*** Given data Section Begins ***

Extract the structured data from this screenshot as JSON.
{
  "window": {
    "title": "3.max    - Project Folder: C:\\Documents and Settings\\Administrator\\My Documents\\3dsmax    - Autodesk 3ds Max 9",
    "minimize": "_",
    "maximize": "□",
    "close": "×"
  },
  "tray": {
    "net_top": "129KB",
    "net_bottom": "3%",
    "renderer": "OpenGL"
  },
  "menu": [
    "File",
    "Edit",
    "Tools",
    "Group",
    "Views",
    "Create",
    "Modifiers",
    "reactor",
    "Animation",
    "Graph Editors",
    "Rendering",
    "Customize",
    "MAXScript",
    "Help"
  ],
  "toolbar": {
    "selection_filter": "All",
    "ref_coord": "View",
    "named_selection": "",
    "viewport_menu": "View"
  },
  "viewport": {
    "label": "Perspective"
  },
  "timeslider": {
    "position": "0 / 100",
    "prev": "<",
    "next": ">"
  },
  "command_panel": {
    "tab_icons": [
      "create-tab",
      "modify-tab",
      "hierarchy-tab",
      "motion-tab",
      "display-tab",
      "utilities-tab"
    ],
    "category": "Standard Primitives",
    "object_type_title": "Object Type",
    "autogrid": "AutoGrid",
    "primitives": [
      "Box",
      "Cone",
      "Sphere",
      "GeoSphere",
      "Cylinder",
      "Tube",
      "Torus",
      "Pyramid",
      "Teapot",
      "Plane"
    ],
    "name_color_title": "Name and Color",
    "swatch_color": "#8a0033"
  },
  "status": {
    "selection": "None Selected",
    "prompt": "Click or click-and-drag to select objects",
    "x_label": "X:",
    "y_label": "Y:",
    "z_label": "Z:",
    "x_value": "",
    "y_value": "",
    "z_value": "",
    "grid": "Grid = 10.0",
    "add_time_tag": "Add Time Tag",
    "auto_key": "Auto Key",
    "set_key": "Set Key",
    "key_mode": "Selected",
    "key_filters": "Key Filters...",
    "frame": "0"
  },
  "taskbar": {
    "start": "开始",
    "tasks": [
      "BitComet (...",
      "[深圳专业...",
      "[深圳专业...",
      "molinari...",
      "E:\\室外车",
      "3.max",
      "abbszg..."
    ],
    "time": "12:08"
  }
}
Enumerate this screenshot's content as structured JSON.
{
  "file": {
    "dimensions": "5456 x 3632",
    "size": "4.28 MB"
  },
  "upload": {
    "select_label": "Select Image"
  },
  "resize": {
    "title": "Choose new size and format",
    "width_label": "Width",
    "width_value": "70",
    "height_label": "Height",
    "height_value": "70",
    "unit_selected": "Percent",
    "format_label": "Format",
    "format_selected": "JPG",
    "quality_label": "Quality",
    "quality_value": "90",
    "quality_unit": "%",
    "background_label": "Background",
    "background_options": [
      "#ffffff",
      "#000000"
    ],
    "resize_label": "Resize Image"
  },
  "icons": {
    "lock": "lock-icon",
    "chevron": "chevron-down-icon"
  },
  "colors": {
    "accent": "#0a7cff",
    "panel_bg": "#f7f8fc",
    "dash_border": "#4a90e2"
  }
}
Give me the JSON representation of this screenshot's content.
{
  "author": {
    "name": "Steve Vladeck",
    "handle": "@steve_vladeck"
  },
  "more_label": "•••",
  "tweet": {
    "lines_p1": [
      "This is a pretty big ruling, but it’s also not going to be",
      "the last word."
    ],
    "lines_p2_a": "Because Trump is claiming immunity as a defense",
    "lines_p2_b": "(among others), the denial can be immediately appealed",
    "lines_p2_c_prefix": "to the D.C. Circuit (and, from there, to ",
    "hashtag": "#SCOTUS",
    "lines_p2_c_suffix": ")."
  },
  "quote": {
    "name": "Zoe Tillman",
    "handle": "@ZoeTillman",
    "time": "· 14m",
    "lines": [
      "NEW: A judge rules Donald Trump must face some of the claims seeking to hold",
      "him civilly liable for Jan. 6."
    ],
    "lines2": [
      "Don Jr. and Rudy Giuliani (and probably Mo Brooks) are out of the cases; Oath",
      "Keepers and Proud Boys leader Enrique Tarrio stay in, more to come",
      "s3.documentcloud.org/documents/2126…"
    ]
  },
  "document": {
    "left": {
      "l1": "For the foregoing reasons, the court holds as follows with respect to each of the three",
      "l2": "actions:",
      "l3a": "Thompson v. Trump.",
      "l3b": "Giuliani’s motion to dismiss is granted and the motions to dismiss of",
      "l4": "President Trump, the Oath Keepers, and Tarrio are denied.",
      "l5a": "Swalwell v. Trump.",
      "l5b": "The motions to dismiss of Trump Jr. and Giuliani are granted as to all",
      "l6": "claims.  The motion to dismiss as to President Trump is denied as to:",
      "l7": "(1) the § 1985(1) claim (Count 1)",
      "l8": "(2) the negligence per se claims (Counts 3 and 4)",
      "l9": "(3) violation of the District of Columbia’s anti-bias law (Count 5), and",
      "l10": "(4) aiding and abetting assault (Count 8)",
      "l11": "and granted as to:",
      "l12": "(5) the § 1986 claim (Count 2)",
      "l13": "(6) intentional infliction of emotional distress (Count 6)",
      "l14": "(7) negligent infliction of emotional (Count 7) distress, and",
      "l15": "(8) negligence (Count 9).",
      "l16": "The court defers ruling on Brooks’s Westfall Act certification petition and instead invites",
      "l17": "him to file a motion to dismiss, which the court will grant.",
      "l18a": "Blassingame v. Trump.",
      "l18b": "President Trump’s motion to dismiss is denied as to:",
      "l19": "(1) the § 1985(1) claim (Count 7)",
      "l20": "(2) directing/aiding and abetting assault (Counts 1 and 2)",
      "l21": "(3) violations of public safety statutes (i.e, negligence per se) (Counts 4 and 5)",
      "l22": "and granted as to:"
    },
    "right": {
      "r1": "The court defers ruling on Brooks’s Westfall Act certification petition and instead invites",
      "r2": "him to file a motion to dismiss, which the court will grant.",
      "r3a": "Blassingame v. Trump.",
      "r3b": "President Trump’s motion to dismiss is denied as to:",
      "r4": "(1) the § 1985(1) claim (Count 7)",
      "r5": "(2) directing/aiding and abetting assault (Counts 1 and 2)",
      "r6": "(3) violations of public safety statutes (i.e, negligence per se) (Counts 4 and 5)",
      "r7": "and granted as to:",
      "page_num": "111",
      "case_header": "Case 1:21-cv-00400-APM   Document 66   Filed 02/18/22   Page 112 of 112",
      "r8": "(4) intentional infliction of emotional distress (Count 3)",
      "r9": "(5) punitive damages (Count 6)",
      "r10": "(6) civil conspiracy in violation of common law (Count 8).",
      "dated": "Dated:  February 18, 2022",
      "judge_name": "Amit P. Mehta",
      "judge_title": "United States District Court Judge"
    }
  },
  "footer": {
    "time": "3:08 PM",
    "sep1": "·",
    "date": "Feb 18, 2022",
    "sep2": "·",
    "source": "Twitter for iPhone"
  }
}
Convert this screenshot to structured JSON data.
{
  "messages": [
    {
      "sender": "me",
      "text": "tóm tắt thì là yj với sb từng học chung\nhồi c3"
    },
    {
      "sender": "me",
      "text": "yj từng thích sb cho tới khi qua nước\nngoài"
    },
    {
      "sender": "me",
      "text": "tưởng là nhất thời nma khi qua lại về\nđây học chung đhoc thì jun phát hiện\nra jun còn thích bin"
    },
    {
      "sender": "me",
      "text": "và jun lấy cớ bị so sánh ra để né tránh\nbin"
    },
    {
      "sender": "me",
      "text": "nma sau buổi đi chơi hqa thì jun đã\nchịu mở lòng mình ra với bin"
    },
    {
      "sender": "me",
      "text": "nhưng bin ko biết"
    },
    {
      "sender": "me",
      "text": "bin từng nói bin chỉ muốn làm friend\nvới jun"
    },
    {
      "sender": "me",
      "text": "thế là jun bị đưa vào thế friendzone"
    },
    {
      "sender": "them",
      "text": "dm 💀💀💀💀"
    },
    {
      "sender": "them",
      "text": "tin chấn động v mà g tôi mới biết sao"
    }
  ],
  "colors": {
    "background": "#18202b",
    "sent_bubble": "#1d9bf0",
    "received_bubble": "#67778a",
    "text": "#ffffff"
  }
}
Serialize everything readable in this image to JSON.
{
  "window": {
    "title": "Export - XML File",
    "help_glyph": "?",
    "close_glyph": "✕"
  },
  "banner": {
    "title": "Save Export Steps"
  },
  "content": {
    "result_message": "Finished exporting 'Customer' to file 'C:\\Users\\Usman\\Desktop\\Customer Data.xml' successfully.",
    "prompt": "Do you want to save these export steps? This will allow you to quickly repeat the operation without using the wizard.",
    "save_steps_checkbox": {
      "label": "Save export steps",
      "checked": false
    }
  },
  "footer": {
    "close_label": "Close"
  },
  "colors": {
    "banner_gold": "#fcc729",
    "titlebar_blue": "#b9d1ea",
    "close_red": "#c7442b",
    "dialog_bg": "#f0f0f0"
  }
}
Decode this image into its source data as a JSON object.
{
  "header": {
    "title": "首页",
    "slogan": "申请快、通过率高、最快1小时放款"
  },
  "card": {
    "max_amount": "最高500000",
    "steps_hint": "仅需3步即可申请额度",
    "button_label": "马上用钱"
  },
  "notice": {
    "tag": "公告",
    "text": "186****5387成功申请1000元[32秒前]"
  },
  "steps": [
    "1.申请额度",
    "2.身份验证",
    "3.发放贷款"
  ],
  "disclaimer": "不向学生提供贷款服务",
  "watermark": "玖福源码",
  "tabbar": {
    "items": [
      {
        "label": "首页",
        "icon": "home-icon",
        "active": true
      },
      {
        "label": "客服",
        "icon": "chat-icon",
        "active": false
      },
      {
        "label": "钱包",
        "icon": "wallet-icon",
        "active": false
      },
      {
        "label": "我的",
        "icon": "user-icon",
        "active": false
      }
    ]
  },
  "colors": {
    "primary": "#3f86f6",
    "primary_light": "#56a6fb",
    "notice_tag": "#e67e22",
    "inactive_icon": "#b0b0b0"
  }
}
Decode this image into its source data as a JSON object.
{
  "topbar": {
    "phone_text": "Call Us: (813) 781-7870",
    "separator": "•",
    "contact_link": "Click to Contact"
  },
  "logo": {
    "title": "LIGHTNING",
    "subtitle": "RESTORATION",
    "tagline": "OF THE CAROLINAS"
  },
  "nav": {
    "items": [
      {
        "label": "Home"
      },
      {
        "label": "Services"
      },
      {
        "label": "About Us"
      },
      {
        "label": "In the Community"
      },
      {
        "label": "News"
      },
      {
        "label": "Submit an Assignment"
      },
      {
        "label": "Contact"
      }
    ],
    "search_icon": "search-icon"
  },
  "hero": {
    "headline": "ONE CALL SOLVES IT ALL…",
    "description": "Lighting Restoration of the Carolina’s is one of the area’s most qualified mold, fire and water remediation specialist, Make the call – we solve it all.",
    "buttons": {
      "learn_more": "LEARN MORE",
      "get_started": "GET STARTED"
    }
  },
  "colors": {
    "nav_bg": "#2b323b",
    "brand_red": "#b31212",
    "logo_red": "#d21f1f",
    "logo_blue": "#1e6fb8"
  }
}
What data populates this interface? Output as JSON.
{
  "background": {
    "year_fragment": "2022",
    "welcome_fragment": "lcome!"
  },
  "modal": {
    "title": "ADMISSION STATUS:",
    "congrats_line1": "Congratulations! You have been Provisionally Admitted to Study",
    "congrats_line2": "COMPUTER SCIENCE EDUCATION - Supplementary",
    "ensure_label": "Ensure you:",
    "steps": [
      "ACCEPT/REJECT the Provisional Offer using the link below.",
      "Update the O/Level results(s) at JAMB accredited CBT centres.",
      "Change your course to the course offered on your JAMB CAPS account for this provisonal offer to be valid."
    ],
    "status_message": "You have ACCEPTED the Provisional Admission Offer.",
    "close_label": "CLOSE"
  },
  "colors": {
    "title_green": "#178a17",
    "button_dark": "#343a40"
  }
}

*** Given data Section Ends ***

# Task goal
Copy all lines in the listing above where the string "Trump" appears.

# Solution to the exercise
    "lines_p2_a": "Because Trump is claiming immunity as a defense",
      "NEW: A judge rules Donald Trump must face some of the claims seeking to hold",
      "l3a": "Thompson v. Trump.",
      "l4": "President Trump, the Oath Keepers, and Tarrio are denied.",
      "l5a": "Swalwell v. Trump.",
      "l5b": "The motions to dismiss of Trump Jr. and Giuliani are granted as to all",
      "l6": "claims.  The motion to dismiss as to President Trump is denied as to:",
      "l18a": "Blassingame v. Trump.",
      "l18b": "President Trump’s motion to dismiss is denied as to:",
      "r3a": "Blassingame v. Trump.",
      "r3b": "President Trump’s motion to dismiss is denied as to:",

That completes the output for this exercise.